old-school table football, piano and great interior design. Open til
late, this is also on Rheingasse.
Kaserne: A sprawling factory / theatre/ alternative events venue for
concerts, dance and plays. Has a cool bar and a nice restaurant for
FlammenKüche (pizza) , often features open air films in the summer,
and European football championships. Very children friendly, great place
to hang out on a summer evening with a beer. Situated on Kasernestrasse,
also in Klein Basel.
Cargo: Riverside bar and café with eclectic, funky décor
and consistently cool vibes. From Thursday onwards Cargo has resident

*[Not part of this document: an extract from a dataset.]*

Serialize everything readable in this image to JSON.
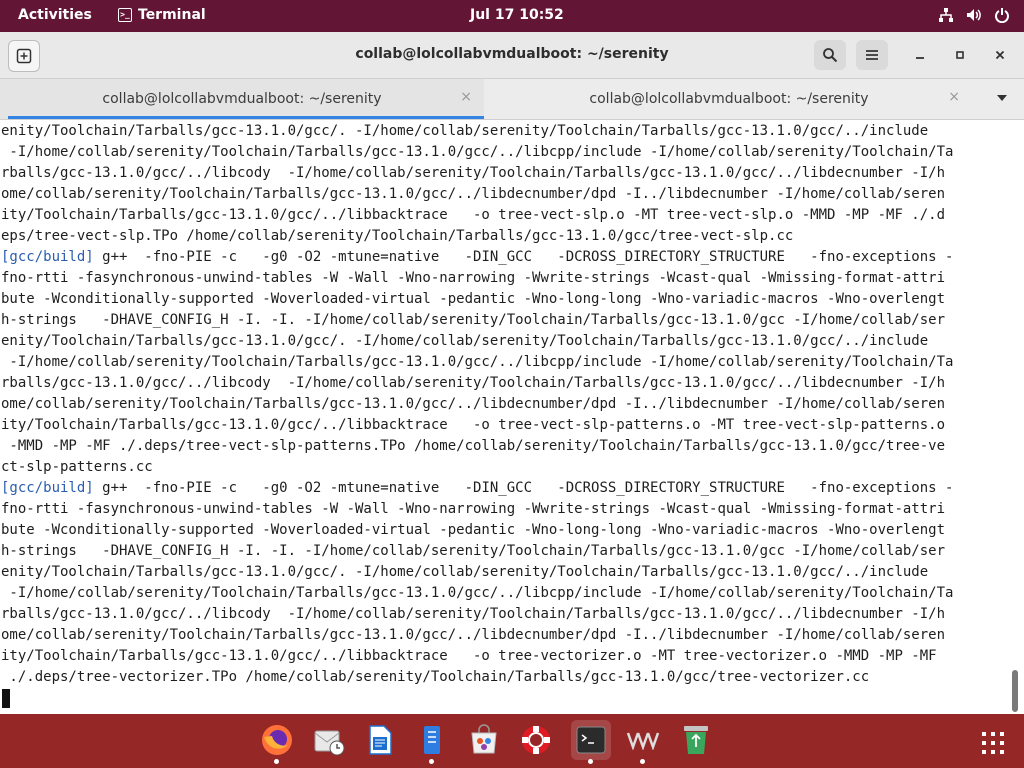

DJs and music nights from jazz to techno. In the early evening its
a great place to go for a quiet drink on the waterfront. Situated on
Beyler Foundation: Incredible, minimalist art gallery 20 minutes outside
Basel. (Jump on tram number 12 and descend at Rhiendorf) The building
is constructed of glass and concrete, surrounded by water and set in
rolling pastures and designed by contemporary architect and Genoa born
Renzo Piano. Great collection of art - amazingly, many of the works
are privately owned by the Beylers. The Foundation features Giacommetti,
Monet, Van Gogh, Kandinsky, Turner, Picasso (theres a whole room
dedicated to Picasso which also showcases his ceramics.) The Foundation
regularly hosts exhibitions from now until the end of April is
a Mark Rothko retrospective.KunstHalle, Kunstmuseum, Gegenwartskunst
Basels three great art museums offer a very comprehensive selection
of contemporary and traditional art, so youll find everything
from Tilmans to Turner. The Kunsthall holds interesting regular exhibitions
but the Kunstmuseum has a better permanent collection. The Gegenwartskunst
Museum is a modern art museum with a refreshingly playful feel to both
the museum and the collections no warders and Dont
From the outside this cafe looks like a truckers diner. Inside
it is cosily decorated with wooden panelling and diner-style banquettes.
Beware! This is very hearty Swiss German food! The Rösti here is
the best in town. Recommendations include Rösti mit Zwebieln und
Speck (Rosti with bacon and onion) and a bottle of red wine to stave
off the winter chills. Only eat here if youre extremely hungry
as the portions and potato-based fare are pretty substantial.
I shouldnt really list the next two restaurants as they are so
cool that Baslers probably want to keep them secret. However, they are
so good that even if you visited just one during your break, it would
make the trip worthwhile. Just dont tell anyone else.
LImprimerie: Possibly the cheapest restaurant in the whole of
Europe. Three course meals from £4.00 (10CHF). Great minimalist-rustic
interior with rough plastered walls and big scrubbed oak tables. The
chef regularly whips up delicious wild mushroom risotto, salads and
traditional Kalbsläberli with wild rice. There is only one menu
per day to choose from. Call 061 262 3606 for further information.
Gundledingerhof: Reasonably priced dishes for a real gastronomic experience
this restaurant is unassuming from the outside, it just looks like a
traditional brasserie, but the regularly serves up top quality nosh.
Call 061 361 6909 for further information
Youth Hostel SJH, St. Alban-Kirchrain 10, 4052 Basel
Open all year. Situated in a former 19th century silk ribbon factory
at the Rhine river. Reputed to be one of the most beautiful Youth Hostels
Tel: 061 272 05 72
Fax: 061 272 08 33
Hotel Teufelhof *** Leonhardsgraben 47-49, 4051 Basel
Basels Culture and Guesthouse is an art hotel with
each room decorated by a different (seemingly avant-garde artist) Also
has a small theatre open from mid-September until the beginning of May.
Tel. 061/261 10 10
Fax 061/261 10 04
Basel Jazz Festival: Runs from now until May.
Basel Art Fair: Runs from 13th 16th June, held in the Messe,
ClaraPlatz.Useful phone numbers
Basel Tourist Board: 061 268 6868, open Mon 8.20 noon, Tues
Fri 8.30 am 6pm
Beyler Foundation: 061 645 9700, open every day from 10am 6pm,
Wed until 8pmUseful websites
© Romilly Golding